-- Opening Marker --

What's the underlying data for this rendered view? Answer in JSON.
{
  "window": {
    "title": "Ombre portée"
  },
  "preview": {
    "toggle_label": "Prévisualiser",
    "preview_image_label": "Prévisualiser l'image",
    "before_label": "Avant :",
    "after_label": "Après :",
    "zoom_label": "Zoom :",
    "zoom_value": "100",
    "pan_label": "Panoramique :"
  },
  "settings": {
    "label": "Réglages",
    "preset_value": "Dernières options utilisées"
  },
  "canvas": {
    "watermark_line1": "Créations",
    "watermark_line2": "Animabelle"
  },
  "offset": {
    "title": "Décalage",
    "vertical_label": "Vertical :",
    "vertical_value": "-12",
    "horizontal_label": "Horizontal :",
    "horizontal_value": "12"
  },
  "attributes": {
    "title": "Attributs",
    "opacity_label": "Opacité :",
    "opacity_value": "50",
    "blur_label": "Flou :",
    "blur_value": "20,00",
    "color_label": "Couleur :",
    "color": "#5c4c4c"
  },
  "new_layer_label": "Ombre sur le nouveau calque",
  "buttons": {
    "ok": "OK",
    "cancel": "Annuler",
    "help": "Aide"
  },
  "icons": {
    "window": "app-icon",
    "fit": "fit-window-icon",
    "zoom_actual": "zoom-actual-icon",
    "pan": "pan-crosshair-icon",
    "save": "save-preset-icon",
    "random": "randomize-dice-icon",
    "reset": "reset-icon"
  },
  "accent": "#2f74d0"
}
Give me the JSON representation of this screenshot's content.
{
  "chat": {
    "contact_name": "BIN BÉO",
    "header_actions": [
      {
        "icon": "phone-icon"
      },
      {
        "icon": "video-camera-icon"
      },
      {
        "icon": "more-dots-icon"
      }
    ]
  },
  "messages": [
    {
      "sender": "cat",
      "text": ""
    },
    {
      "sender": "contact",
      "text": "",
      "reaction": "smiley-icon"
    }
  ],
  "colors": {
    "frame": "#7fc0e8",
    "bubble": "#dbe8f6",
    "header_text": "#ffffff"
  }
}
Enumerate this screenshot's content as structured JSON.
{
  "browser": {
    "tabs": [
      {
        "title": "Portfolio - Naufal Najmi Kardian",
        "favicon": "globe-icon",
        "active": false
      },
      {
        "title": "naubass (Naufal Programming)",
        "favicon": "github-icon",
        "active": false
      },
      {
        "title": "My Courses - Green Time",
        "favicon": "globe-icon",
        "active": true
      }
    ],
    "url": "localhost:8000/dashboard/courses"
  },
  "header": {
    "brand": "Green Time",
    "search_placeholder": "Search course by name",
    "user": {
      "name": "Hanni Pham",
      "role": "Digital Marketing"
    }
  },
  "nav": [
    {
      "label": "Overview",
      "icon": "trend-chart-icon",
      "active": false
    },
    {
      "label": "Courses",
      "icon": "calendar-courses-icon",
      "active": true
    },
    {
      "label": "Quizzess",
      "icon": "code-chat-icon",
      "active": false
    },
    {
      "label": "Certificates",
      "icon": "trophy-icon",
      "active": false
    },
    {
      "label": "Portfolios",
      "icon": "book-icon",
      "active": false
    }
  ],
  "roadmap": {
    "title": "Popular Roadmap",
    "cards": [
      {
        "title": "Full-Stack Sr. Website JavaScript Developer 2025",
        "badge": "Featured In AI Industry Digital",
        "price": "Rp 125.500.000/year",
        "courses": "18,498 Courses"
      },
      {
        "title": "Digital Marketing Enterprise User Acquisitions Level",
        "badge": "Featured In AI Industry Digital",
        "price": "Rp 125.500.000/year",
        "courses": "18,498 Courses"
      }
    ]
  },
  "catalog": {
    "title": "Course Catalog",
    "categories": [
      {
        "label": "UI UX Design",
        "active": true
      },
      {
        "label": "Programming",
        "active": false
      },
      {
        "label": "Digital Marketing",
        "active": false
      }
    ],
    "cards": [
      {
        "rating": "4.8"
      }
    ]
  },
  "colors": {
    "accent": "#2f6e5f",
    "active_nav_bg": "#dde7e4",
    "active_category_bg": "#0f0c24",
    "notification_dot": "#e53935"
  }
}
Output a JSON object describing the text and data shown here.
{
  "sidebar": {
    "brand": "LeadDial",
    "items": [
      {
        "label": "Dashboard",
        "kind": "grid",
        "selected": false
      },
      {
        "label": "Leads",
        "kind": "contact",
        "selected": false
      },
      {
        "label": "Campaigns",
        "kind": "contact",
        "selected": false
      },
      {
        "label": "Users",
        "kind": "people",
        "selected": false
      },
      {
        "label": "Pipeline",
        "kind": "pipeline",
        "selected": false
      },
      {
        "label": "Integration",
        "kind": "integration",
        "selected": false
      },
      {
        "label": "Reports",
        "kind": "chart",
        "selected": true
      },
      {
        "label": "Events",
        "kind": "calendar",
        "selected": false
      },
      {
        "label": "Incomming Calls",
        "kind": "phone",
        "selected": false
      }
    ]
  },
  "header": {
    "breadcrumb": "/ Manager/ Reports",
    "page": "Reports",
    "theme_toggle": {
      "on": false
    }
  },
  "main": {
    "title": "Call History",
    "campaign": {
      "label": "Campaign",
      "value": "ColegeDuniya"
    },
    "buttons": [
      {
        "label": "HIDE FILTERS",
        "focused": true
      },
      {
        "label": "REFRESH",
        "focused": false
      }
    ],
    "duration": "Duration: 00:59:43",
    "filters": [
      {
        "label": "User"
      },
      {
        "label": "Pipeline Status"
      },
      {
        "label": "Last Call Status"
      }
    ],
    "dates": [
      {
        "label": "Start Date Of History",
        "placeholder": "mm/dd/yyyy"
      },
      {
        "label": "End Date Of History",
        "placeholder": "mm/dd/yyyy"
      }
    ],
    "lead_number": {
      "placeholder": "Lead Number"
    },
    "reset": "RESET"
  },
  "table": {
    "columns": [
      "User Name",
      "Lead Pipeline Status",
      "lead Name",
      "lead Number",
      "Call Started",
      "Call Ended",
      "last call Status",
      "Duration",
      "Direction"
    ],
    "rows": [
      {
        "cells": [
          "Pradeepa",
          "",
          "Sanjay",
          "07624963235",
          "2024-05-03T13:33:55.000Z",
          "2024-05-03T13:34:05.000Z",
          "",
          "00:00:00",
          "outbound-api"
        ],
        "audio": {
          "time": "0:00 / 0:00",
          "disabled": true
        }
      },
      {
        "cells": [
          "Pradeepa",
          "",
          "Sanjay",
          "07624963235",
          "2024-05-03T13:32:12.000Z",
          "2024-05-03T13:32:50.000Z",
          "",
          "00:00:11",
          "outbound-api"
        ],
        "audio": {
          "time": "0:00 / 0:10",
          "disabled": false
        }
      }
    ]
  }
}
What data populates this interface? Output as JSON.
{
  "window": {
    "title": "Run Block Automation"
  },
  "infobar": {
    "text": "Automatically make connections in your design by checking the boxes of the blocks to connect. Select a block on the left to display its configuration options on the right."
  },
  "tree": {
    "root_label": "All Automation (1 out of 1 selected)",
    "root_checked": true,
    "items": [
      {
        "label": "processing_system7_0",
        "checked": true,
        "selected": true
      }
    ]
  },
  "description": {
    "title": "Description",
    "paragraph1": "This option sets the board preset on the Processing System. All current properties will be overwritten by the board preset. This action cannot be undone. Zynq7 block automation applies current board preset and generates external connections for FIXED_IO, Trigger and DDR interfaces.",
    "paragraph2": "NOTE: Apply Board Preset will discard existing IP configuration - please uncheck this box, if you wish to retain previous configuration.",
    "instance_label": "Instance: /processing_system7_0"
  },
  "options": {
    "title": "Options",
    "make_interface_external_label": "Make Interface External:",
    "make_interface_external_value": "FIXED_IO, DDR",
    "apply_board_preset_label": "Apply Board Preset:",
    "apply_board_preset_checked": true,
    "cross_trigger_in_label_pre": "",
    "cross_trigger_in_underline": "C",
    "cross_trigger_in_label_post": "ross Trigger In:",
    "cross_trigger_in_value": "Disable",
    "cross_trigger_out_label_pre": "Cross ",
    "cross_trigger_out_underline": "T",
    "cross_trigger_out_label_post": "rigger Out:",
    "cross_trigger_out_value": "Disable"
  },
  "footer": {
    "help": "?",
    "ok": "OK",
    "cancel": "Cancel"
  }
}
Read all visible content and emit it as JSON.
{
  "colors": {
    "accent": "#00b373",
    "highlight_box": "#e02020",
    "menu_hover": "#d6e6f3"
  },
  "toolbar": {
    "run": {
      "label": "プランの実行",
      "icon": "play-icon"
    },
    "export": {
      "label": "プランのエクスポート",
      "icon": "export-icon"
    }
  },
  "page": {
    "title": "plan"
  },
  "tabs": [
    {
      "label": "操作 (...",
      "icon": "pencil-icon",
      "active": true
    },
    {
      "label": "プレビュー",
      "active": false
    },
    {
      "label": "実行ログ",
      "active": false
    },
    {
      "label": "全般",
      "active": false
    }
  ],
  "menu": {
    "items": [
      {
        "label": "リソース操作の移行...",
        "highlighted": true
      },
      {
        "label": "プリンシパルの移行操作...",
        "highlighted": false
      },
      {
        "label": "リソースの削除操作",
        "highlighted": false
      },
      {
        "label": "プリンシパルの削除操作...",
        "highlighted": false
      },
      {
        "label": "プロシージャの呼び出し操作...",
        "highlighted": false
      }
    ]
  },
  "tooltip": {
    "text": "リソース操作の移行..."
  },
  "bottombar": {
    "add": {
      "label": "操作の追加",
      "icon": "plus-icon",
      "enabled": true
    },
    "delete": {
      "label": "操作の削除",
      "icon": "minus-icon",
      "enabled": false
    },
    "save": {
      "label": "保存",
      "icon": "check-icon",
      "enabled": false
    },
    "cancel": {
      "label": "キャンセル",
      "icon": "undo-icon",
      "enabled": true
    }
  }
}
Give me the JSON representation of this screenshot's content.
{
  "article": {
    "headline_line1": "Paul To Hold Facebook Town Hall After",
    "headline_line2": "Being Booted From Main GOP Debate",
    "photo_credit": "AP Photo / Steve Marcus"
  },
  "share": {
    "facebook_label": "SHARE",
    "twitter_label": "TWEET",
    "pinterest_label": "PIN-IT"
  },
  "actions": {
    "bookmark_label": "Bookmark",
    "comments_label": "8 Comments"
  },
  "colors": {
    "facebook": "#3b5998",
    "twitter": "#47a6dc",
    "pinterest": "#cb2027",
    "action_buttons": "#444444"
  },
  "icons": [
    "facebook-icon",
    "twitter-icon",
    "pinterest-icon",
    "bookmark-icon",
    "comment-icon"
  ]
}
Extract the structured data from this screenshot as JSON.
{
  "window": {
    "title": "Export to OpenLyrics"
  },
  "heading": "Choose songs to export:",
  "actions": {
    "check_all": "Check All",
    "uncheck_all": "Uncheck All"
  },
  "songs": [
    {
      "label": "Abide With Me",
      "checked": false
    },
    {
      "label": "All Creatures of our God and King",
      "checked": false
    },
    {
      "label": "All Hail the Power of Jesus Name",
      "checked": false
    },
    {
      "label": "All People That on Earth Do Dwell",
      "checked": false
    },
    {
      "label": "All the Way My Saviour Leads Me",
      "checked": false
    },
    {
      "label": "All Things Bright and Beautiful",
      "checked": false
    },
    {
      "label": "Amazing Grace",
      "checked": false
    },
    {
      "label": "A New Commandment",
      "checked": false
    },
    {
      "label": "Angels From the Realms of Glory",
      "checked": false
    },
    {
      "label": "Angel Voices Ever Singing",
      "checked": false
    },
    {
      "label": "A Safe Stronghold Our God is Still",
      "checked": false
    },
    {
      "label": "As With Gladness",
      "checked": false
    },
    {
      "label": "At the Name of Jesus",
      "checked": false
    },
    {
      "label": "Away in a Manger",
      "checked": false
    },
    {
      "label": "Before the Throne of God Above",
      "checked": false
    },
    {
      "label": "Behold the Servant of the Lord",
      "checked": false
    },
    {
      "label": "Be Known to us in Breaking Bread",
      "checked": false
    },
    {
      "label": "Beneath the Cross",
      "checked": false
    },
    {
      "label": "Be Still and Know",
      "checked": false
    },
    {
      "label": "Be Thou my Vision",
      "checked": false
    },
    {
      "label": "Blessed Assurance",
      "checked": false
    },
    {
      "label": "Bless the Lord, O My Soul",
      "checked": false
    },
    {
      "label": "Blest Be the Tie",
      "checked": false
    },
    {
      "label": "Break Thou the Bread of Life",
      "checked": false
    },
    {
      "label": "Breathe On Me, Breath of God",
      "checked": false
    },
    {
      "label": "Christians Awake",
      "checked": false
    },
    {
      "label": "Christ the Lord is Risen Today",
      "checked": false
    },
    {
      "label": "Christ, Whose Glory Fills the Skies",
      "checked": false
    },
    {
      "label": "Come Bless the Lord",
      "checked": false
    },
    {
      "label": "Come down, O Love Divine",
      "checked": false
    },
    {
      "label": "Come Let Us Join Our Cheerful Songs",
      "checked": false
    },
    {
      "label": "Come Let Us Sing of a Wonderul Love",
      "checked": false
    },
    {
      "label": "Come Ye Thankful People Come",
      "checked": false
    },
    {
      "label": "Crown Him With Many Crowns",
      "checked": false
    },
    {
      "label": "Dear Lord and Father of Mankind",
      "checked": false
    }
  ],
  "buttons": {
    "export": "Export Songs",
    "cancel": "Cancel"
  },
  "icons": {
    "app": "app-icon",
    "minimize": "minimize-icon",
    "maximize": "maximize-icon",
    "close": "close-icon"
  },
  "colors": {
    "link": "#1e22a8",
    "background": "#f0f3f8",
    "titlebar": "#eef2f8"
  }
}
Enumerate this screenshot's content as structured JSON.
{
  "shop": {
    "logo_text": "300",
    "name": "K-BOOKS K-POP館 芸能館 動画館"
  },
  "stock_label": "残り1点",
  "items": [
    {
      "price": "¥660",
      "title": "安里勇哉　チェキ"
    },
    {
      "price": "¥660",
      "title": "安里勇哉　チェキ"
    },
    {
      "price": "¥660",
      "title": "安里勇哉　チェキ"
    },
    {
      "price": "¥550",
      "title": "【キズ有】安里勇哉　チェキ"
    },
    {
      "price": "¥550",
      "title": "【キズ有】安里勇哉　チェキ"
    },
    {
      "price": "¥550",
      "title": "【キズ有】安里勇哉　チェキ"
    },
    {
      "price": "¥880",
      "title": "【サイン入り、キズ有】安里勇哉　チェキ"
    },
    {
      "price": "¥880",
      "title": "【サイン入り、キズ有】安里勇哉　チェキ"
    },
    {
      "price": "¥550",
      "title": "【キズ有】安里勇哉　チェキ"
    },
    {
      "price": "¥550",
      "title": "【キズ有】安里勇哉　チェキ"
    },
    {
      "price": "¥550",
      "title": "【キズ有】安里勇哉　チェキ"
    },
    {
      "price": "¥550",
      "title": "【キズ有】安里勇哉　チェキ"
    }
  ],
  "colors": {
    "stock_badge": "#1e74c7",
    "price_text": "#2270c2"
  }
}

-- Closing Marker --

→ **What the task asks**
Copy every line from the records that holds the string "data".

→ **Your solution**
What's the underlying data for this rendered view? Answer in JSON.
Output a JSON object describing the text and data shown here.
What data populates this interface? Output as JSON.
Extract the structured data from this screenshot as JSON.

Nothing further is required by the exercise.